September 9, 2006

Moist.

Tree fungus

It's moist and gray, really dank -- but nicely cool -- here in Madison today. It's been so pretty all week, but I have a ton of work to get done, so it's okay with me. I've got a thousand résumés to read -- literally. (I'm chairing the Appointments Committee.) And I've got three smallish, more-or-less scholarly things to crank forward. And some other things that I ought to write on a to-do list so I don't fritter away mental energy intermittently prompting myself to do.

Anyway, like that tree fungus? It's so clean and crisply designed. Not really that fungus-y, as fungus goes. I ran across it yesterday, walking to school, when I detoured from the main lake path up onto the woodland path:

Wooded path by Lake Mendota

Wooded path by Lake Mendota

That last picture after that last post makes me want to link to these lyrics (which were not written by Cat Stevens):
Morning has broken, like the first morning.
Blackbird has spoken, like the first bird.
Praise for the singing, praise for the morning,
Praise for them springing fresh from the Word.

Sweet the rain's new fall, sunlight from heaven.
Like the first dewfall, on the first grass.
Praise for the sweetnes of the wet garden,
Sprung in completeness where His feet pass.

Mine is the sunlight, mine is the morning.
Born of the one light Eden saw play.
Praise with elation, praise every morning;
God's recreation of the new day.

7 comments:

lohwoman said...

Cat Stevens may have sung it "fresh from the world," but Eleanor Farjeon wrote it "fresh from the word." A beautiful work full of perfect imagery. I need to shift my association of it from the opening hymn at ecumenical (read over-50) women's brunches and to the view from my deck, wet garden and all. I shall try to do that when we eat breakfast today.

Ann Althouse said...

Hmmm.... good catch re word/world. Okay, I'm buying it from iTunes right now. A lot of piano crashes over the line, but I think he's singing "word," properly, rhyming with "bird." I'll correct it.

chuck b. said...

Actually, shelf fungus would be the more correct common name. Lots of fungi could be a tree fungus.

Ann Althouse said...

Shelf fungus. I like that. Makes me want to go back and put some tiny little books on it.

Ruth Anne Adams said...
This comment has been removed by the author.
chuck b. said...

"Makes me want to go back and put some tiny little books on it."

That reminds me of Elfland at UC Santa Cruz.

In the redwood forest semi-remote from the center of campus, several generations students created and tended to what seemed like a few acres of land where they'd built elf-sized small houses and treehouses, and paths and other kinds of woodsy forts and similar structures semi-hidden in the landscape.

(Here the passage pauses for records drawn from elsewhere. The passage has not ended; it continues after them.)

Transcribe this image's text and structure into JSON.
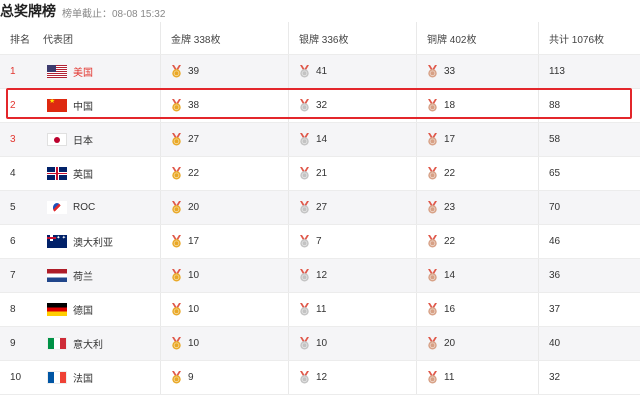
{
  "header": {
    "title": "总奖牌榜",
    "deadline": "榜单截止：08-08 15:32"
  },
  "columns": {
    "rank": "排名",
    "team": "代表团",
    "gold": "金牌 338枚",
    "silver": "银牌 336枚",
    "bronze": "铜牌 402枚",
    "total": "共计 1076枚"
  },
  "colors": {
    "accent_red": "#e2352f",
    "highlight_border": "#e3262b",
    "gold_medal": "#e9a825",
    "silver_medal": "#c3c3c3",
    "bronze_medal": "#d7a085",
    "ribbon": "#e0584a"
  },
  "rows": [
    {
      "rank": "1",
      "team": "美国",
      "flag": "us-flag",
      "gold": "39",
      "silver": "41",
      "bronze": "33",
      "total": "113"
    },
    {
      "rank": "2",
      "team": "中国",
      "flag": "cn-flag",
      "gold": "38",
      "silver": "32",
      "bronze": "18",
      "total": "88"
    },
    {
      "rank": "3",
      "team": "日本",
      "flag": "jp-flag",
      "gold": "27",
      "silver": "14",
      "bronze": "17",
      "total": "58"
    },
    {
      "rank": "4",
      "team": "英国",
      "flag": "gb-flag",
      "gold": "22",
      "silver": "21",
      "bronze": "22",
      "total": "65"
    },
    {
      "rank": "5",
      "team": "ROC",
      "flag": "roc-flag",
      "gold": "20",
      "silver": "27",
      "bronze": "23",
      "total": "70"
    },
    {
      "rank": "6",
      "team": "澳大利亚",
      "flag": "au-flag",
      "gold": "17",
      "silver": "7",
      "bronze": "22",
      "total": "46"
    },
    {
      "rank": "7",
      "team": "荷兰",
      "flag": "nl-flag",
      "gold": "10",
      "silver": "12",
      "bronze": "14",
      "total": "36"
    },
    {
      "rank": "8",
      "team": "德国",
      "flag": "de-flag",
      "gold": "10",
      "silver": "11",
      "bronze": "16",
      "total": "37"
    },
    {
      "rank": "9",
      "team": "意大利",
      "flag": "it-flag",
      "gold": "10",
      "silver": "10",
      "bronze": "20",
      "total": "40"
    },
    {
      "rank": "10",
      "team": "法国",
      "flag": "fr-flag",
      "gold": "9",
      "silver": "12",
      "bronze": "11",
      "total": "32"
    }
  ]
}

You could go for a little hike, and all of the sudden find yourself in the middle of miniaturized Elfland. The more you looked and the more carefully you looked, the more you'd see. Always made for a delightful--shall we say--trip.

It's mostly just a memory now as a lot of the land's been developed, and I was surprised to see it has almost no web presence.

Donald Douglas said...

That's so nice that you take the road less traveled on occasion -- it makes life interesting, doesn't it?

Burkean Reflections